Generations are different because of the experiences of their formative years and how they adapted to them.
When is it accurate, and therefore acceptable, to generalize about generations? Are stereotypes about Greatest/Traditionalist Generations, Baby Boomers, Gen Xers, and Millennials valid, or do they instead promote misunderstanding, polarization, and ageism?
I’ve been wrestling with these two questions for quite a while, but more particularly since I returned from a conference at which I gave a presentation called “In Other Words: Transforming the Language of Ageism.” It was a wonderful time full of great energy. While my talk focused on rethinking how aging is perceived and how older adults are negatively impacted by ageist language found in the media, the workplace, and in institutional models of care, the participants and I also discussed how ageism can be aimed in the opposite direction, with Millennials most often targeted.
When the session was over, a number of participants thanked me for tackling the important subject of ageism toward elders. But what surprised and touched me were the number of Millennials who also came up to me to thank me for speaking to their experiences.
It’s clear that ageism is everywhere and hurting everyone and that we need to do all that we can to eliminate it. Involved in this commitment to disrupt aging and ageism is the need to ask an important question: Is there a way in which the differences in our ages really do matter? If so, how?
I think I’ve come up with an answer. Yes, generations are different, not because their members differ from one another as biological human beings, but rather, because of the events and external pressures each group experienced in their formative childhood and teen years and the ways in which most of them adapted to such influences. Let me explain.
My father was a member of the Greatest Generation and my mother, the Traditionalist (Silent) Generation. The most influential events of their formative years were the Great Depression and the two World Wars. As a result, they and their society adapted by embodying frugality, intense patriotism, responsibility to community, commitment to marriage and family, strong religious faith and work ethic, and optimism about the future.
I’m a Baby Boomer. My generation grew up in an affluent America of the 1950s through ’70s. We were the first children to be the recipients of direct marketing (Saturday morning TV cartoons, superhero toys, etc.) and to be the center of social attention. Our general response was to see an unbridled future of possibilities (space travel, the Peace Corps) and ourselves as the movers, shakers, and reformers of social values at every stage in our lifespan: during the Vietnam War, the rise of national feminism, the sexual revolution, environmentalism, and the expansion of the Civil Rights movement. We continue to carry with us our impulses toward equality and personal growth as we redefine aging as an asset rather than as a process of total decline.

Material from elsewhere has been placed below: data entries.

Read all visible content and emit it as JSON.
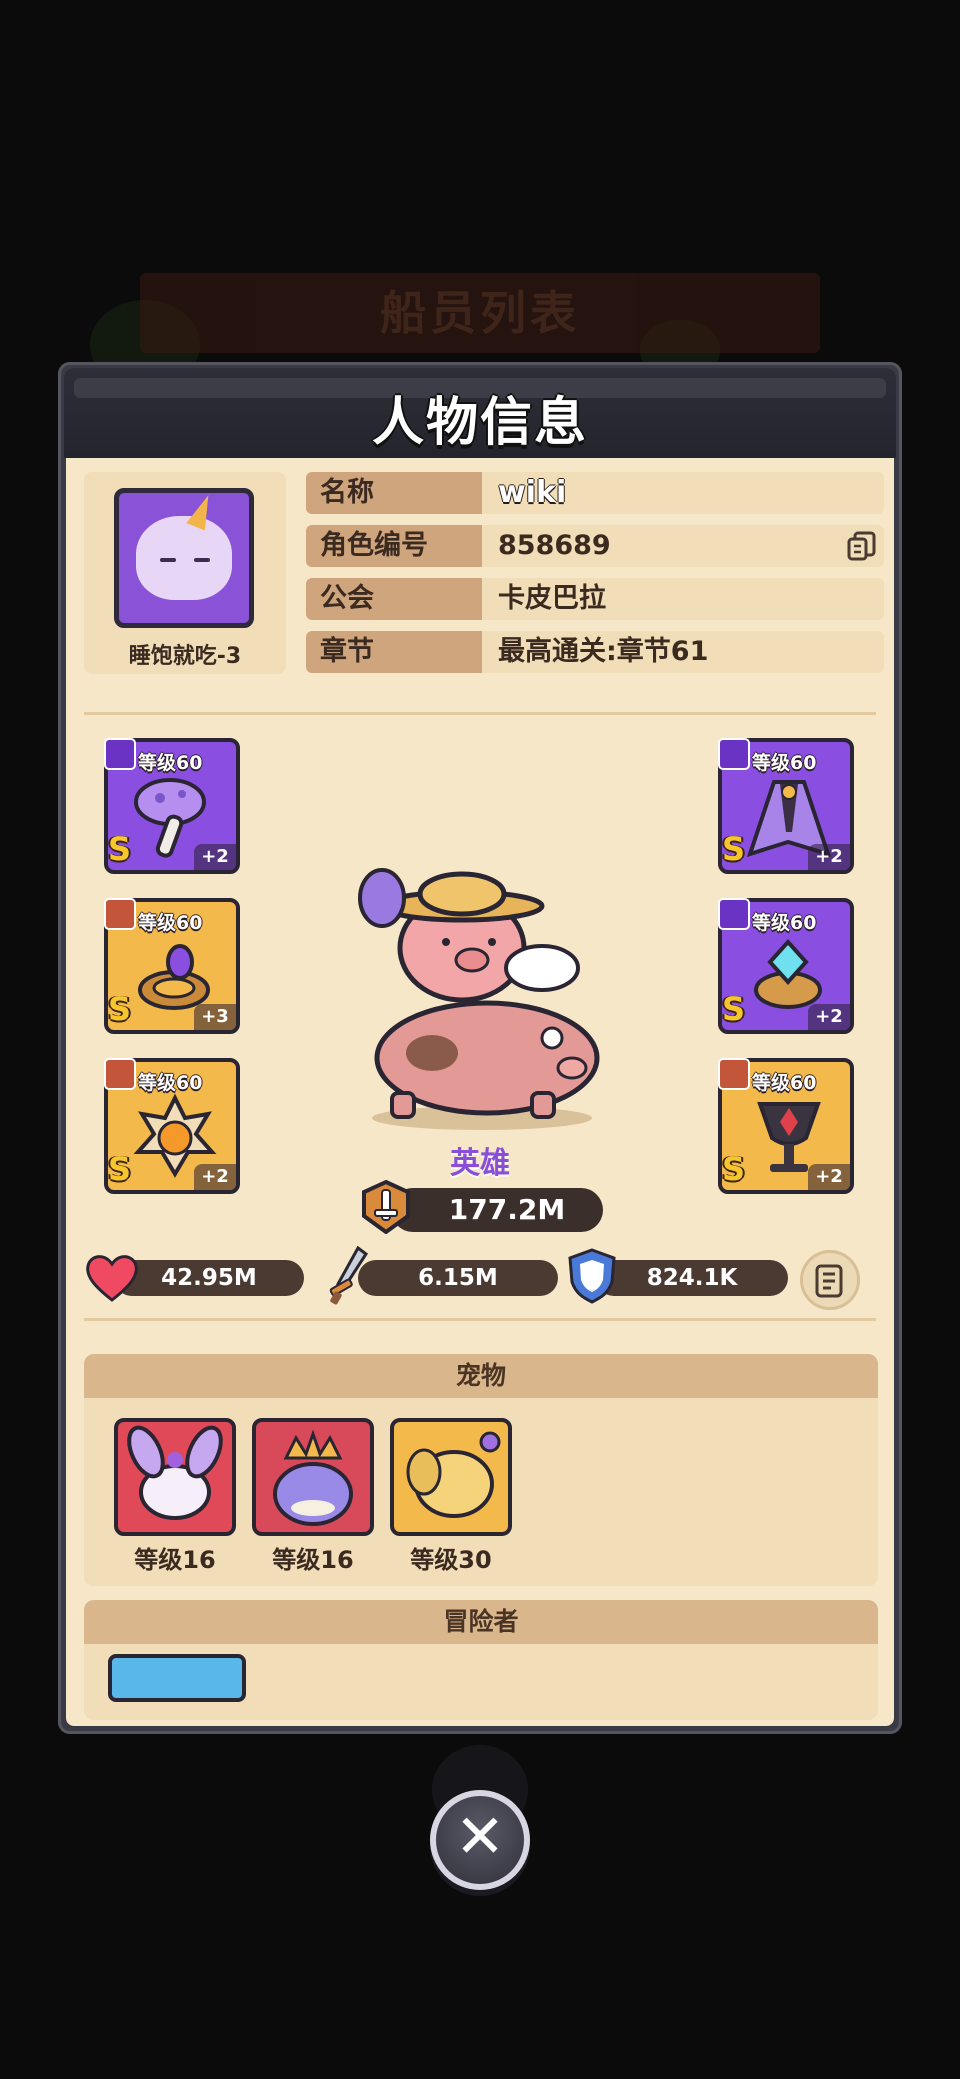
{
  "background": {
    "title": "船员列表"
  },
  "panel": {
    "title": "人物信息"
  },
  "profile": {
    "avatar_name": "睡饱就吃-3",
    "rows": [
      {
        "label": "名称",
        "value": "wiki"
      },
      {
        "label": "角色编号",
        "value": "858689"
      },
      {
        "label": "公会",
        "value": "卡皮巴拉"
      },
      {
        "label": "章节",
        "value": "最高通关:章节61"
      }
    ]
  },
  "equipment": {
    "left": [
      {
        "level": "等级60",
        "grade": "S",
        "plus": "+2",
        "rarity": "purple",
        "slot_icon": "sword-icon",
        "item_icon": "mushroom-axe-icon"
      },
      {
        "level": "等级60",
        "grade": "S",
        "plus": "+3",
        "rarity": "gold",
        "slot_icon": "ring-icon",
        "item_icon": "gem-ring-icon"
      },
      {
        "level": "等级60",
        "grade": "S",
        "plus": "+2",
        "rarity": "gold",
        "slot_icon": "necklace-icon",
        "item_icon": "sun-amulet-icon"
      }
    ],
    "right": [
      {
        "level": "等级60",
        "grade": "S",
        "plus": "+2",
        "rarity": "purple",
        "slot_icon": "armor-icon",
        "item_icon": "cloak-icon"
      },
      {
        "level": "等级60",
        "grade": "S",
        "plus": "+2",
        "rarity": "purple",
        "slot_icon": "ring-icon",
        "item_icon": "crystal-ring-icon"
      },
      {
        "level": "等级60",
        "grade": "S",
        "plus": "+2",
        "rarity": "gold",
        "slot_icon": "necklace-icon",
        "item_icon": "chalice-icon"
      }
    ]
  },
  "hero": {
    "class": "英雄",
    "power": "177.2M"
  },
  "stats": {
    "hp": "42.95M",
    "attack": "6.15M",
    "defense": "824.1K"
  },
  "pets": {
    "title": "宠物",
    "items": [
      {
        "level": "等级16",
        "color": "#e04a58"
      },
      {
        "level": "等级16",
        "color": "#d84a5a"
      },
      {
        "level": "等级30",
        "color": "#f3b94a"
      }
    ]
  },
  "adventurers": {
    "title": "冒险者"
  },
  "colors": {
    "purple": "#8a4fe0",
    "gold": "#f3b94a",
    "panel_bg": "#f6e7c9",
    "header": "#2e2e38"
  }
}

The Gen Xers? They grew up during Watergate, the energy crisis, the end of the Cold War, increased incidence of divorce, economic downsizing and layoffs. As the first “latchkey” generation of single or two working parents, they learned early on how to take care of themselves and to distrust the effectiveness of social structures to provide for them. Their generational behaviors reflect independence, entrepreneurism, pragmatism, and skepticism.
And those “pesky” Millennials are the social media digital natives who have learned to negotiate their way through a nanosecond world of global communications, terrorist attacks, overscheduled lives, and helicopter parents. Growing up in the wake of the 9/11 attacks, they are self-confidently striving to rebalance society in more spiritual, tolerant, humane, and interdependent ways.
Now, of course, when speaking about members of any generation, it shouldn’t be said that all people in that cohort respond in all –– or any –– such characteristic ways. But an overwhelming pattern can be detected when examining their lives as a group. However, there are two important caveats: Populating every generation is a significant number of people who live in poverty and/or are subjected to racial, ethnic, sexual, or other discrimination that marginalizes them and reduces their chances of fully integrating into society as members of their generation. We must never forget this. In addition, there are members of every generation who, independent of poverty or discrimination, are outliers in their responses to the events and external influences in their lives.
That being said, do the above characterizations sound accurate? If so, and if it is reasonable to discuss generational differences in this way, how can we keep ourselves from falling into the trap of ageism?
I think the answer is to understand that generational traits can always be tempered by intergenerational experiences in which all of us can learn new ways to think and act in the world. For example, if I as a Boomer can seek out opportunities to be with Greatest/Traditionalist people, Gen Xers, and Millennials, I might be able to learn effective ways to become (respectively) a more responsible, pragmatic, and interdependent human being –– and maybe share ideas on how to keep fighting for equality while growing personally.
Generational traits are just that –– traits. They aren’t unalterable fingerprints nor are they placards to hold up with arrogant pride in protest of the viability and dignity of other generations. When we speak of generations, let’s do so without resorting to ageist attitudes or demeaning jokes. And let’s call out others who do.
If we fail to appreciate the ways in which every generation is different, we deny ourselves some valuable resources for expanding our understanding of what it means to be a human being –– of any age.
Article originally published at changingaging.org